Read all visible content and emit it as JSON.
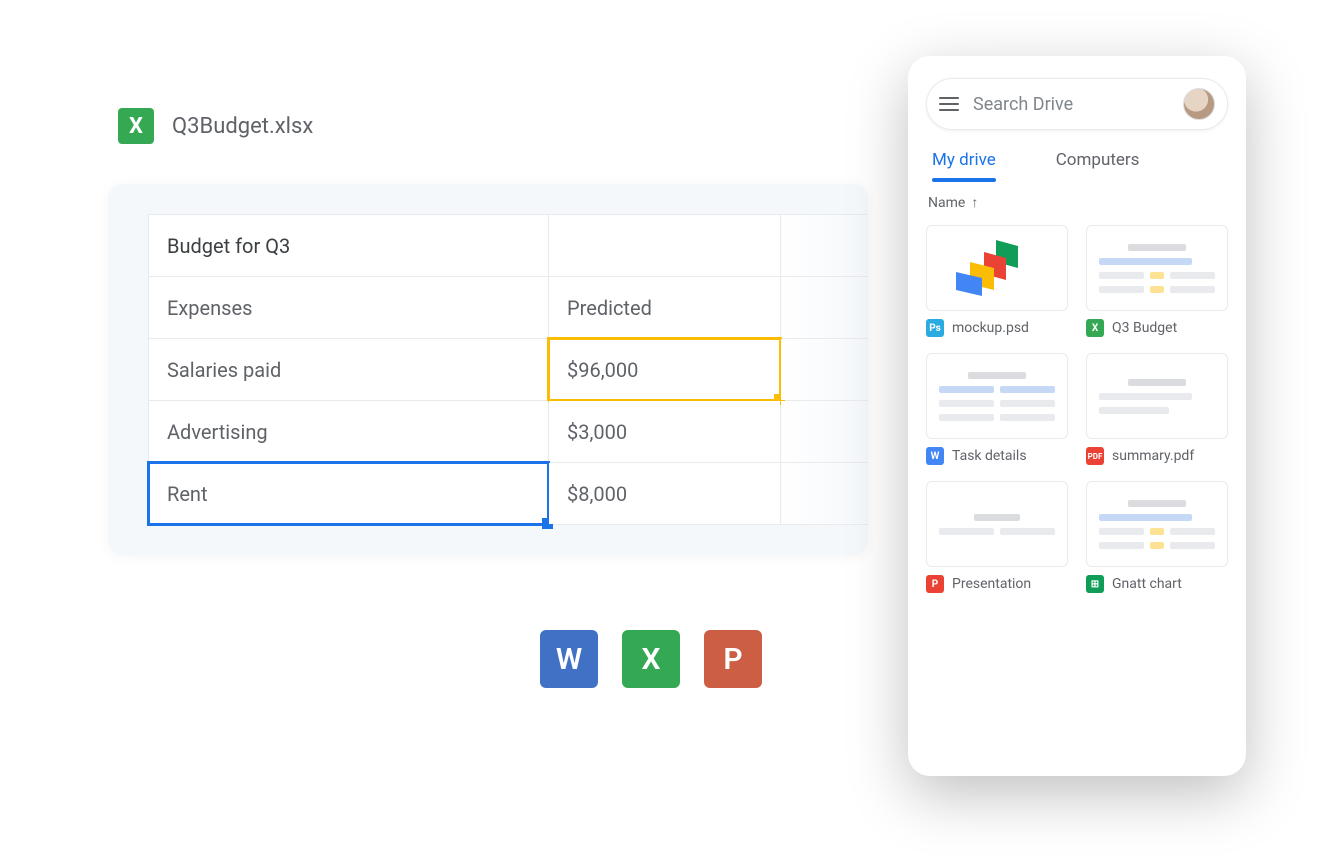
{
  "spreadsheet": {
    "file_name": "Q3Budget.xlsx",
    "rows": [
      {
        "a": "Budget for Q3",
        "b": ""
      },
      {
        "a": "Expenses",
        "b": "Predicted"
      },
      {
        "a": "Salaries paid",
        "b": "$96,000"
      },
      {
        "a": "Advertising",
        "b": "$3,000"
      },
      {
        "a": "Rent",
        "b": "$8,000"
      }
    ]
  },
  "office_icons": {
    "word": "W",
    "excel": "X",
    "powerpoint": "P"
  },
  "drive": {
    "search_placeholder": "Search Drive",
    "tabs": {
      "my_drive": "My drive",
      "computers": "Computers"
    },
    "sort_label": "Name",
    "files": [
      {
        "icon": "Ps",
        "label": "mockup.psd"
      },
      {
        "icon": "X",
        "label": "Q3 Budget"
      },
      {
        "icon": "W",
        "label": "Task details"
      },
      {
        "icon": "PDF",
        "label": "summary.pdf"
      },
      {
        "icon": "P",
        "label": "Presentation"
      },
      {
        "icon": "⊞",
        "label": "Gnatt chart"
      }
    ]
  }
}
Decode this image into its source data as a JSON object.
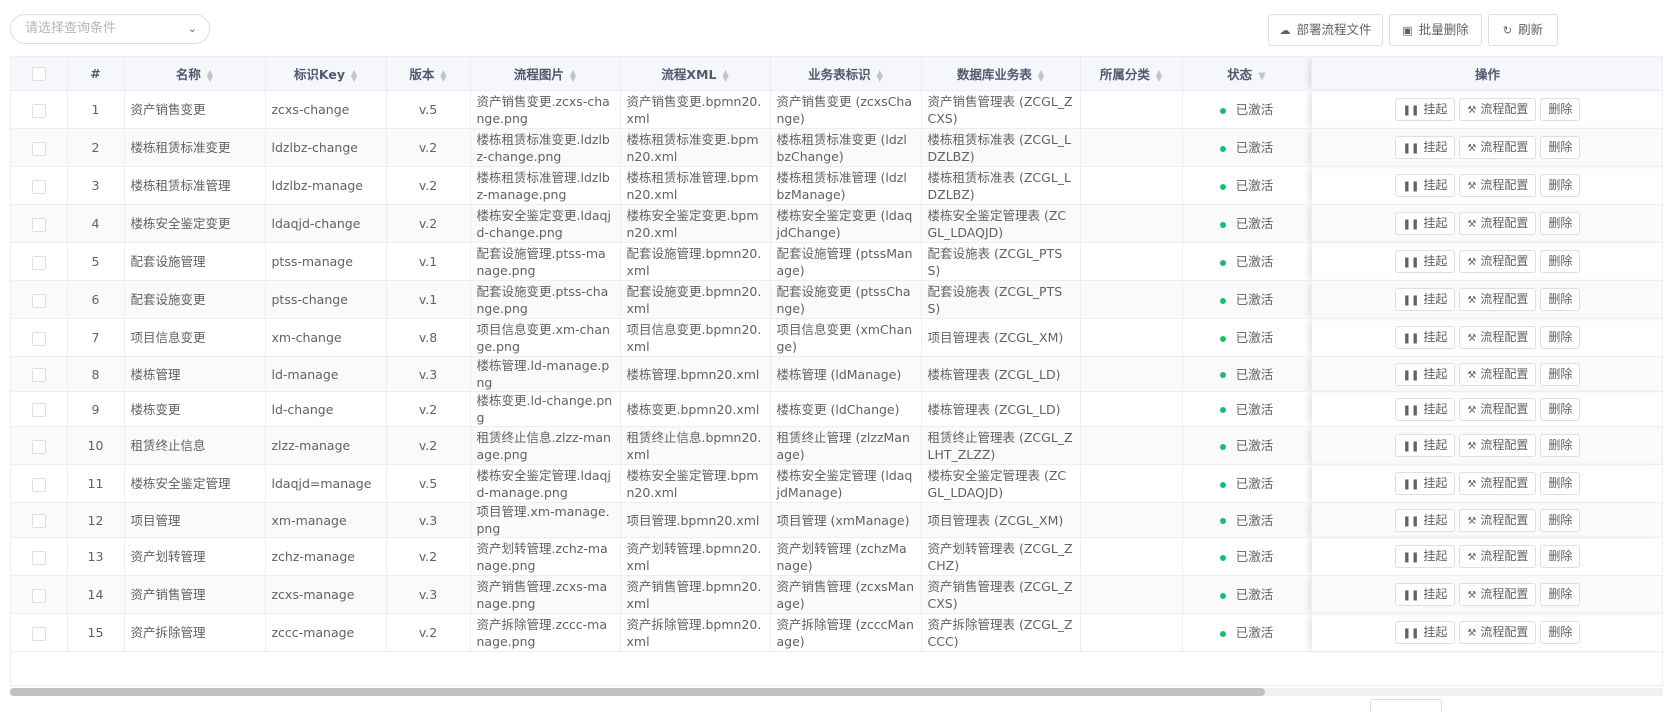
{
  "toolbar": {
    "query_placeholder": "请选择查询条件",
    "deploy_label": "部署流程文件",
    "batch_delete_label": "批量删除",
    "refresh_label": "刷新"
  },
  "table": {
    "headers": {
      "index": "#",
      "name": "名称",
      "key": "标识Key",
      "version": "版本",
      "image": "流程图片",
      "xml": "流程XML",
      "biz_id": "业务表标识",
      "db_table": "数据库业务表",
      "category": "所属分类",
      "status": "状态",
      "ops": "操作"
    },
    "op_labels": {
      "suspend": "挂起",
      "config": "流程配置",
      "delete": "删除"
    },
    "rows": [
      {
        "index": "1",
        "name": "资产销售变更",
        "key": "zcxs-change",
        "version": "v.5",
        "image": "资产销售变更.zcxs-change.png",
        "xml": "资产销售变更.bpmn20.xml",
        "biz_id": "资产销售变更 (zcxsChange)",
        "db_table": "资产销售管理表 (ZCGL_ZCXS)",
        "category": "",
        "status": "已激活"
      },
      {
        "index": "2",
        "name": "楼栋租赁标准变更",
        "key": "ldzlbz-change",
        "version": "v.2",
        "image": "楼栋租赁标准变更.ldzlbz-change.png",
        "xml": "楼栋租赁标准变更.bpmn20.xml",
        "biz_id": "楼栋租赁标准变更 (ldzlbzChange)",
        "db_table": "楼栋租赁标准表 (ZCGL_LDZLBZ)",
        "category": "",
        "status": "已激活"
      },
      {
        "index": "3",
        "name": "楼栋租赁标准管理",
        "key": "ldzlbz-manage",
        "version": "v.2",
        "image": "楼栋租赁标准管理.ldzlbz-manage.png",
        "xml": "楼栋租赁标准管理.bpmn20.xml",
        "biz_id": "楼栋租赁标准管理 (ldzlbzManage)",
        "db_table": "楼栋租赁标准表 (ZCGL_LDZLBZ)",
        "category": "",
        "status": "已激活"
      },
      {
        "index": "4",
        "name": "楼栋安全鉴定变更",
        "key": "ldaqjd-change",
        "version": "v.2",
        "image": "楼栋安全鉴定变更.ldaqjd-change.png",
        "xml": "楼栋安全鉴定变更.bpmn20.xml",
        "biz_id": "楼栋安全鉴定变更 (ldaqjdChange)",
        "db_table": "楼栋安全鉴定管理表 (ZCGL_LDAQJD)",
        "category": "",
        "status": "已激活"
      },
      {
        "index": "5",
        "name": "配套设施管理",
        "key": "ptss-manage",
        "version": "v.1",
        "image": "配套设施管理.ptss-manage.png",
        "xml": "配套设施管理.bpmn20.xml",
        "biz_id": "配套设施管理 (ptssManage)",
        "db_table": "配套设施表 (ZCGL_PTSS)",
        "category": "",
        "status": "已激活"
      },
      {
        "index": "6",
        "name": "配套设施变更",
        "key": "ptss-change",
        "version": "v.1",
        "image": "配套设施变更.ptss-change.png",
        "xml": "配套设施变更.bpmn20.xml",
        "biz_id": "配套设施变更 (ptssChange)",
        "db_table": "配套设施表 (ZCGL_PTSS)",
        "category": "",
        "status": "已激活"
      },
      {
        "index": "7",
        "name": "项目信息变更",
        "key": "xm-change",
        "version": "v.8",
        "image": "项目信息变更.xm-change.png",
        "xml": "项目信息变更.bpmn20.xml",
        "biz_id": "项目信息变更 (xmChange)",
        "db_table": "项目管理表 (ZCGL_XM)",
        "category": "",
        "status": "已激活"
      },
      {
        "index": "8",
        "name": "楼栋管理",
        "key": "ld-manage",
        "version": "v.3",
        "image": "楼栋管理.ld-manage.png",
        "xml": "楼栋管理.bpmn20.xml",
        "biz_id": "楼栋管理 (ldManage)",
        "db_table": "楼栋管理表 (ZCGL_LD)",
        "category": "",
        "status": "已激活"
      },
      {
        "index": "9",
        "name": "楼栋变更",
        "key": "ld-change",
        "version": "v.2",
        "image": "楼栋变更.ld-change.png",
        "xml": "楼栋变更.bpmn20.xml",
        "biz_id": "楼栋变更 (ldChange)",
        "db_table": "楼栋管理表 (ZCGL_LD)",
        "category": "",
        "status": "已激活"
      },
      {
        "index": "10",
        "name": "租赁终止信息",
        "key": "zlzz-manage",
        "version": "v.2",
        "image": "租赁终止信息.zlzz-manage.png",
        "xml": "租赁终止信息.bpmn20.xml",
        "biz_id": "租赁终止管理 (zlzzManage)",
        "db_table": "租赁终止管理表 (ZCGL_ZLHT_ZLZZ)",
        "category": "",
        "status": "已激活"
      },
      {
        "index": "11",
        "name": "楼栋安全鉴定管理",
        "key": "ldaqjd=manage",
        "version": "v.5",
        "image": "楼栋安全鉴定管理.ldaqjd-manage.png",
        "xml": "楼栋安全鉴定管理.bpmn20.xml",
        "biz_id": "楼栋安全鉴定管理 (ldaqjdManage)",
        "db_table": "楼栋安全鉴定管理表 (ZCGL_LDAQJD)",
        "category": "",
        "status": "已激活"
      },
      {
        "index": "12",
        "name": "项目管理",
        "key": "xm-manage",
        "version": "v.3",
        "image": "项目管理.xm-manage.png",
        "xml": "项目管理.bpmn20.xml",
        "biz_id": "项目管理 (xmManage)",
        "db_table": "项目管理表 (ZCGL_XM)",
        "category": "",
        "status": "已激活"
      },
      {
        "index": "13",
        "name": "资产划转管理",
        "key": "zchz-manage",
        "version": "v.2",
        "image": "资产划转管理.zchz-manage.png",
        "xml": "资产划转管理.bpmn20.xml",
        "biz_id": "资产划转管理 (zchzManage)",
        "db_table": "资产划转管理表 (ZCGL_ZCHZ)",
        "category": "",
        "status": "已激活"
      },
      {
        "index": "14",
        "name": "资产销售管理",
        "key": "zcxs-manage",
        "version": "v.3",
        "image": "资产销售管理.zcxs-manage.png",
        "xml": "资产销售管理.bpmn20.xml",
        "biz_id": "资产销售管理 (zcxsManage)",
        "db_table": "资产销售管理表 (ZCGL_ZCXS)",
        "category": "",
        "status": "已激活"
      },
      {
        "index": "15",
        "name": "资产拆除管理",
        "key": "zccc-manage",
        "version": "v.2",
        "image": "资产拆除管理.zccc-manage.png",
        "xml": "资产拆除管理.bpmn20.xml",
        "biz_id": "资产拆除管理 (zcccManage)",
        "db_table": "资产拆除管理表 (ZCGL_ZCCC)",
        "category": "",
        "status": "已激活"
      }
    ]
  },
  "colors": {
    "status_active": "#19be6b",
    "border": "#dcdfe6",
    "header_bg": "#f5f7fa"
  }
}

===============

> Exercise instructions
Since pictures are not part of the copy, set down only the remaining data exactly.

> Written solution
Read all visible content and emit it as JSON.
{
  "spreadsheet": {
    "file_name": "Q3Budget.xlsx",
    "rows": [
      {
        "a": "Budget for Q3",
        "b": ""
      },
      {
        "a": "Expenses",
        "b": "Predicted"
      },
      {
        "a": "Salaries paid",
        "b": "$96,000"
      },
      {
        "a": "Advertising",
        "b": "$3,000"
      },
      {
        "a": "Rent",
        "b": "$8,000"
      }
    ]
  },
  "office_icons": {
    "word": "W",
    "excel": "X",
    "powerpoint": "P"
  },
  "drive": {
    "search_placeholder": "Search Drive",
    "tabs": {
      "my_drive": "My drive",
      "computers": "Computers"
    },
    "sort_label": "Name",
    "files": [
      {
        "icon": "Ps",
        "label": "mockup.psd"
      },
      {
        "icon": "X",
        "label": "Q3 Budget"
      },
      {
        "icon": "W",
        "label": "Task details"
      },
      {
        "icon": "PDF",
        "label": "summary.pdf"
      },
      {
        "icon": "P",
        "label": "Presentation"
      },
      {
        "icon": "⊞",
        "label": "Gnatt chart"
      }
    ]
  }
}
Decode this image into its source data as a JSON object.
{
  "toolbar": {
    "query_placeholder": "请选择查询条件",
    "deploy_label": "部署流程文件",
    "batch_delete_label": "批量删除",
    "refresh_label": "刷新"
  },
  "table": {
    "headers": {
      "index": "#",
      "name": "名称",
      "key": "标识Key",
      "version": "版本",
      "image": "流程图片",
      "xml": "流程XML",
      "biz_id": "业务表标识",
      "db_table": "数据库业务表",
      "category": "所属分类",
      "status": "状态",
      "ops": "操作"
    },
    "op_labels": {
      "suspend": "挂起",
      "config": "流程配置",
      "delete": "删除"
    },
    "rows": [
      {
        "index": "1",
        "name": "资产销售变更",
        "key": "zcxs-change",
        "version": "v.5",
        "image": "资产销售变更.zcxs-change.png",
        "xml": "资产销售变更.bpmn20.xml",
        "biz_id": "资产销售变更 (zcxsChange)",
        "db_table": "资产销售管理表 (ZCGL_ZCXS)",
        "category": "",
        "status": "已激活"
      },
      {
        "index": "2",
        "name": "楼栋租赁标准变更",
        "key": "ldzlbz-change",
        "version": "v.2",
        "image": "楼栋租赁标准变更.ldzlbz-change.png",
        "xml": "楼栋租赁标准变更.bpmn20.xml",
        "biz_id": "楼栋租赁标准变更 (ldzlbzChange)",
        "db_table": "楼栋租赁标准表 (ZCGL_LDZLBZ)",
        "category": "",
        "status": "已激活"
      },
      {
        "index": "3",
        "name": "楼栋租赁标准管理",
        "key": "ldzlbz-manage",
        "version": "v.2",
        "image": "楼栋租赁标准管理.ldzlbz-manage.png",
        "xml": "楼栋租赁标准管理.bpmn20.xml",
        "biz_id": "楼栋租赁标准管理 (ldzlbzManage)",
        "db_table": "楼栋租赁标准表 (ZCGL_LDZLBZ)",
        "category": "",
        "status": "已激活"
      },
      {
        "index": "4",
        "name": "楼栋安全鉴定变更",
        "key": "ldaqjd-change",
        "version": "v.2",
        "image": "楼栋安全鉴定变更.ldaqjd-change.png",
        "xml": "楼栋安全鉴定变更.bpmn20.xml",
        "biz_id": "楼栋安全鉴定变更 (ldaqjdChange)",
        "db_table": "楼栋安全鉴定管理表 (ZCGL_LDAQJD)",
        "category": "",
        "status": "已激活"
      },
      {
        "index": "5",
        "name": "配套设施管理",
        "key": "ptss-manage",
        "version": "v.1",
        "image": "配套设施管理.ptss-manage.png",
        "xml": "配套设施管理.bpmn20.xml",
        "biz_id": "配套设施管理 (ptssManage)",
        "db_table": "配套设施表 (ZCGL_PTSS)",
        "category": "",
        "status": "已激活"
      },
      {
        "index": "6",
        "name": "配套设施变更",
        "key": "ptss-change",
        "version": "v.1",
        "image": "配套设施变更.ptss-change.png",
        "xml": "配套设施变更.bpmn20.xml",
        "biz_id": "配套设施变更 (ptssChange)",
        "db_table": "配套设施表 (ZCGL_PTSS)",
        "category": "",
        "status": "已激活"
      },
      {
        "index": "7",
        "name": "项目信息变更",
        "key": "xm-change",
        "version": "v.8",
        "image": "项目信息变更.xm-change.png",
        "xml": "项目信息变更.bpmn20.xml",
        "biz_id": "项目信息变更 (xmChange)",
        "db_table": "项目管理表 (ZCGL_XM)",
        "category": "",
        "status": "已激活"
      },
      {
        "index": "8",
        "name": "楼栋管理",
        "key": "ld-manage",
        "version": "v.3",
        "image": "楼栋管理.ld-manage.png",
        "xml": "楼栋管理.bpmn20.xml",
        "biz_id": "楼栋管理 (ldManage)",
        "db_table": "楼栋管理表 (ZCGL_LD)",
        "category": "",
        "status": "已激活"
      },
      {
        "index": "9",
        "name": "楼栋变更",
        "key": "ld-change",
        "version": "v.2",
        "image": "楼栋变更.ld-change.png",
        "xml": "楼栋变更.bpmn20.xml",
        "biz_id": "楼栋变更 (ldChange)",
        "db_table": "楼栋管理表 (ZCGL_LD)",
        "category": "",
        "status": "已激活"
      },
      {
        "index": "10",
        "name": "租赁终止信息",
        "key": "zlzz-manage",
        "version": "v.2",
        "image": "租赁终止信息.zlzz-manage.png",
        "xml": "租赁终止信息.bpmn20.xml",
        "biz_id": "租赁终止管理 (zlzzManage)",
        "db_table": "租赁终止管理表 (ZCGL_ZLHT_ZLZZ)",
        "category": "",
        "status": "已激活"
      },
      {
        "index": "11",
        "name": "楼栋安全鉴定管理",
        "key": "ldaqjd=manage",
        "version": "v.5",
        "image": "楼栋安全鉴定管理.ldaqjd-manage.png",
        "xml": "楼栋安全鉴定管理.bpmn20.xml",
        "biz_id": "楼栋安全鉴定管理 (ldaqjdManage)",
        "db_table": "楼栋安全鉴定管理表 (ZCGL_LDAQJD)",
        "category": "",
        "status": "已激活"
      },
      {
        "index": "12",
        "name": "项目管理",
        "key": "xm-manage",
        "version": "v.3",
        "image": "项目管理.xm-manage.png",
        "xml": "项目管理.bpmn20.xml",
        "biz_id": "项目管理 (xmManage)",
        "db_table": "项目管理表 (ZCGL_XM)",
        "category": "",
        "status": "已激活"
      },
      {
        "index": "13",
        "name": "资产划转管理",
        "key": "zchz-manage",
        "version": "v.2",
        "image": "资产划转管理.zchz-manage.png",
        "xml": "资产划转管理.bpmn20.xml",
        "biz_id": "资产划转管理 (zchzManage)",
        "db_table": "资产划转管理表 (ZCGL_ZCHZ)",
        "category": "",
        "status": "已激活"
      },
      {
        "index": "14",
        "name": "资产销售管理",
        "key": "zcxs-manage",
        "version": "v.3",
        "image": "资产销售管理.zcxs-manage.png",
        "xml": "资产销售管理.bpmn20.xml",
        "biz_id": "资产销售管理 (zcxsManage)",
        "db_table": "资产销售管理表 (ZCGL_ZCXS)",
        "category": "",
        "status": "已激活"
      },
      {
        "index": "15",
        "name": "资产拆除管理",
        "key": "zccc-manage",
        "version": "v.2",
        "image": "资产拆除管理.zccc-manage.png",
        "xml": "资产拆除管理.bpmn20.xml",
        "biz_id": "资产拆除管理 (zcccManage)",
        "db_table": "资产拆除管理表 (ZCGL_ZCCC)",
        "category": "",
        "status": "已激活"
      }
    ]
  },
  "colors": {
    "status_active": "#19be6b",
    "border": "#dcdfe6",
    "header_bg": "#f5f7fa"
  }
}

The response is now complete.